Between academic, extracurricular, work, social, and financial responsibilities, students can and do become stressed. This kind of stress is not unusual and can be managed through a variety of techniques and skills. Visit the Wellness and Self Care section of this site for resources at Yale and beyond that can help students find ways to live a balanced life. You might consider referring your family member to this site or recommending a resource you think they might find helpful based on their needs.
Helping a Student with Mental Health Concerns
Parents or spouses and partners are sometimes some of the first to sense that a student is struggling. If your family member is showing signs of a mental health concern, there are a number of ways that you can be supportive, depending on the situation.
- Recommend a Support Resource

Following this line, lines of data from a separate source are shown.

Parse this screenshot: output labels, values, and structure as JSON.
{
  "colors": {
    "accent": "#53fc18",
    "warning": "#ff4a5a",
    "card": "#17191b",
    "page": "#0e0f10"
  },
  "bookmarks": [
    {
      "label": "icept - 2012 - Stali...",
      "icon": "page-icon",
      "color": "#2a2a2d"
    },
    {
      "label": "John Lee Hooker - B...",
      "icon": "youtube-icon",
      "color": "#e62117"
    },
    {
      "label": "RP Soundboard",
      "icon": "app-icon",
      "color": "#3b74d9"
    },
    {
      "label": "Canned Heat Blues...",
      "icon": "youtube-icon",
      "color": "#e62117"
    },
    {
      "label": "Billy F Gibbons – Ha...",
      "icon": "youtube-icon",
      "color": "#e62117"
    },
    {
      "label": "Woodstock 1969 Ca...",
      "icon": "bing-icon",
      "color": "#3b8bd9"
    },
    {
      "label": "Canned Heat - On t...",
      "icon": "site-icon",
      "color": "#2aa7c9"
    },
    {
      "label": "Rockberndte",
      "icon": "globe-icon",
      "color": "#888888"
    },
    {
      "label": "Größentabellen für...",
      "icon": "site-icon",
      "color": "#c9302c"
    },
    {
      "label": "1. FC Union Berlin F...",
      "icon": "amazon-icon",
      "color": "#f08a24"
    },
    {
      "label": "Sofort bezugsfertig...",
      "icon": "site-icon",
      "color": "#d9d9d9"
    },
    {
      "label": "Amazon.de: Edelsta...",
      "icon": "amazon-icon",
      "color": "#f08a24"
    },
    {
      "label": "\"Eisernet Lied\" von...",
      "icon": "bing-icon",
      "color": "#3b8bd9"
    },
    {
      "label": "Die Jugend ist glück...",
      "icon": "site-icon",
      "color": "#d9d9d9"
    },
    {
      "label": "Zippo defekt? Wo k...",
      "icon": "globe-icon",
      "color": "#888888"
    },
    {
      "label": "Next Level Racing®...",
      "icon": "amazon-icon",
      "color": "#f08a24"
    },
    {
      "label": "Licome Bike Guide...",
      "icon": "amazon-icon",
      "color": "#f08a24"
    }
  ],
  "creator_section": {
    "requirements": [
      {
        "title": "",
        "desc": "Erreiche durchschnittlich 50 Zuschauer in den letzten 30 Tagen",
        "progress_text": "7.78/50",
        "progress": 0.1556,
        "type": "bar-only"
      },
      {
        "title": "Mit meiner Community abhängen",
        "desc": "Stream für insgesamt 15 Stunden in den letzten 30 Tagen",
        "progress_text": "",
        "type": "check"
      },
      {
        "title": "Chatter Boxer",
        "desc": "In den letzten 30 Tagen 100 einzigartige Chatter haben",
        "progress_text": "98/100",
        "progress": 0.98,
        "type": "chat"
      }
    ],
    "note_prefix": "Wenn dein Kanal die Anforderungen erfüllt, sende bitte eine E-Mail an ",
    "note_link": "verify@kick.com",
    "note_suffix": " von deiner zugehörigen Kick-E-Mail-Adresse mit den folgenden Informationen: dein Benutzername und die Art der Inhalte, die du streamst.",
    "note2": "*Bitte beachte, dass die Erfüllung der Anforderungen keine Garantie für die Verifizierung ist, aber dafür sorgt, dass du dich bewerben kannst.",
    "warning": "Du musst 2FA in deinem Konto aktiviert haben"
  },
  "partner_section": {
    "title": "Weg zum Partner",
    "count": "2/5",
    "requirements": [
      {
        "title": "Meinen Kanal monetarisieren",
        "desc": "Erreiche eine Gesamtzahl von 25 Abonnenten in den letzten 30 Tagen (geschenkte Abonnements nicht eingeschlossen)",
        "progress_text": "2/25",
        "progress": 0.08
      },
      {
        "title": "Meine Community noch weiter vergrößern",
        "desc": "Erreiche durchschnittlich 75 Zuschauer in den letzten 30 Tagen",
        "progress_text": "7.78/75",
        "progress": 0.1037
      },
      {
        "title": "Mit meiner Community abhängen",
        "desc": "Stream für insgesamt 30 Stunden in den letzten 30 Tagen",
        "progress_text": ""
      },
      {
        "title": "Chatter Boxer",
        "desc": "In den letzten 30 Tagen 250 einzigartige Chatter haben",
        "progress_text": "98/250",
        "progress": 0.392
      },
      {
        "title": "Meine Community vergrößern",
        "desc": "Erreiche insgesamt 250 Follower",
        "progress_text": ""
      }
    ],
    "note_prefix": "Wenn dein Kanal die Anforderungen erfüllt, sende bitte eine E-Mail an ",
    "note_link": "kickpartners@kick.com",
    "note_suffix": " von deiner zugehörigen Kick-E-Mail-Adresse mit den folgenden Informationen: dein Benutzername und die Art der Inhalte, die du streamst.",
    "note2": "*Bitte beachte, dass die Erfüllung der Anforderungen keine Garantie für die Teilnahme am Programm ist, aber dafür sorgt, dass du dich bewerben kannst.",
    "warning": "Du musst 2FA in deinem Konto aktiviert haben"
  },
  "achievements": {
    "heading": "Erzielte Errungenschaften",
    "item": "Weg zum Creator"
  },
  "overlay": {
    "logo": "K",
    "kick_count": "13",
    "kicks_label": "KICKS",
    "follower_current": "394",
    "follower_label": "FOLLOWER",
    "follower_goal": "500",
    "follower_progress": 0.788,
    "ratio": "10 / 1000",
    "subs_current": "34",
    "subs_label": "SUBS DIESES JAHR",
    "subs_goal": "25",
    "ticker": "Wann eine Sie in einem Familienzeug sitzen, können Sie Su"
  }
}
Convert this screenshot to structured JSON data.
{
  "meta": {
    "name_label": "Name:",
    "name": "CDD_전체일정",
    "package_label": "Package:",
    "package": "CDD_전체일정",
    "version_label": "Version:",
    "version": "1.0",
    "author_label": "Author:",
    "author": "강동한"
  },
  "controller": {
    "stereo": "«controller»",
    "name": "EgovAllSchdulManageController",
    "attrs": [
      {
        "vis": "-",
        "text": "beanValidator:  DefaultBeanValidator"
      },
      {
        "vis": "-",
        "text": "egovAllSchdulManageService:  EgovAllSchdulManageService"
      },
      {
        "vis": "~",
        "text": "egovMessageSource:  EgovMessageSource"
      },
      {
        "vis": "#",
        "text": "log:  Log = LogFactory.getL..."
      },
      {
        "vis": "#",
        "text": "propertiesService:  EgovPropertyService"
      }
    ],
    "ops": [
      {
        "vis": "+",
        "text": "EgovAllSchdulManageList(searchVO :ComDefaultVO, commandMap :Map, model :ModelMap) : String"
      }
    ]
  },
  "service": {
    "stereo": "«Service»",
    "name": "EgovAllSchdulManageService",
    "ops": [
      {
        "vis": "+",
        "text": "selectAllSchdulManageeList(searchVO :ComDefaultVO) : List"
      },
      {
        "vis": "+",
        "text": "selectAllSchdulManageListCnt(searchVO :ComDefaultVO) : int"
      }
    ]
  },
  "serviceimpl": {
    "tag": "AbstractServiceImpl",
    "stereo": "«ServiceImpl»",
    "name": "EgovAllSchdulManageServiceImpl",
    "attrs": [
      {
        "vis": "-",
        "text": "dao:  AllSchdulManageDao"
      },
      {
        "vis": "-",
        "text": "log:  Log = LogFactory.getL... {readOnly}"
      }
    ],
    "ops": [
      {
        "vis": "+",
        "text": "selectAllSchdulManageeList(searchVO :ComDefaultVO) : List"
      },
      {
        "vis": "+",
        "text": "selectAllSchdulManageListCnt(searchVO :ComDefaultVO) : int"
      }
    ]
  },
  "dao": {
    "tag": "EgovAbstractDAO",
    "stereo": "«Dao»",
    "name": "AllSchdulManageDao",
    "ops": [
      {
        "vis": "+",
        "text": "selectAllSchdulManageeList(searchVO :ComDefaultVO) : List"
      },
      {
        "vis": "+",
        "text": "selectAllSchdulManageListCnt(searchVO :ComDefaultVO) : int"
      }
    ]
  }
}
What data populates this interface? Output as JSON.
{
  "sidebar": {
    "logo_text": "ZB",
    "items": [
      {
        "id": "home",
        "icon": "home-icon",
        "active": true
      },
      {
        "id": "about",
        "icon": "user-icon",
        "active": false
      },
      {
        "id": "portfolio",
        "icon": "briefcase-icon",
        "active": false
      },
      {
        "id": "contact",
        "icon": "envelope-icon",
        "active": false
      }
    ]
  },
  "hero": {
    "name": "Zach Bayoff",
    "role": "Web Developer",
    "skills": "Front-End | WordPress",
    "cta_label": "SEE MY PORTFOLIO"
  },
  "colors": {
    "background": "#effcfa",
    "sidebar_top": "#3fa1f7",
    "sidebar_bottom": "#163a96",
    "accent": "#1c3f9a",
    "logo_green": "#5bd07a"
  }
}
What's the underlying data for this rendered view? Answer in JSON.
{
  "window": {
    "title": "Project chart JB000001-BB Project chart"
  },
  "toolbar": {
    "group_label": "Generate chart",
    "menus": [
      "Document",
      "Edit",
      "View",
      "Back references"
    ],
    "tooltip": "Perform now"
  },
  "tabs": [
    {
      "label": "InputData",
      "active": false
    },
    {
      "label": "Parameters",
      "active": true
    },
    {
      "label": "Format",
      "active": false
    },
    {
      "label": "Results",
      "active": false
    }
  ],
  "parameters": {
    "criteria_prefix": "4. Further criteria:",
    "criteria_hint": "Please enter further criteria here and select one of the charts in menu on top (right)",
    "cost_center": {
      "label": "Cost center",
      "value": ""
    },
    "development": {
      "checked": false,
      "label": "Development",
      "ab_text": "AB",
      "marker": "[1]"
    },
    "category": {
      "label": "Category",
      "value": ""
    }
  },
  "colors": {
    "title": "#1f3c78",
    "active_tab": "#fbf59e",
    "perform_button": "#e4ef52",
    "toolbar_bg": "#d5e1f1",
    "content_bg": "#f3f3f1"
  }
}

There are a wide variety of resources that address mental health on campus. Visit the Mental Health section of this site to explore these resources, which range from peer counseling to yoga to professional counseling. Help refer your family member to these services, and recommend that they get help for whatever is troubling them. In your conversation, emphasize that seeking and wanting help takes courage and is a sign of strength. In all conversations, try to avoid judgment or critique; instead, listen, and encourage your loved one’s pursuit of treatment or self-care.
- Contact a Campus Resources
In some cases, your child, spouse, or partner may not be willing to seek out treatment on their own for a variety of reasons. If your family member is still displaying signs that they are in distress, you may contact their dean, head of college, dean of student affairs, or the department of Mental Health & Counseling. Any of these resources can provide counsel and help to monitor the student.
- Know What to Do in a Crisis
If you feel that a student poses an immediate threat or danger to themselves or others, call Mental Health & Counseling or 911 immediately.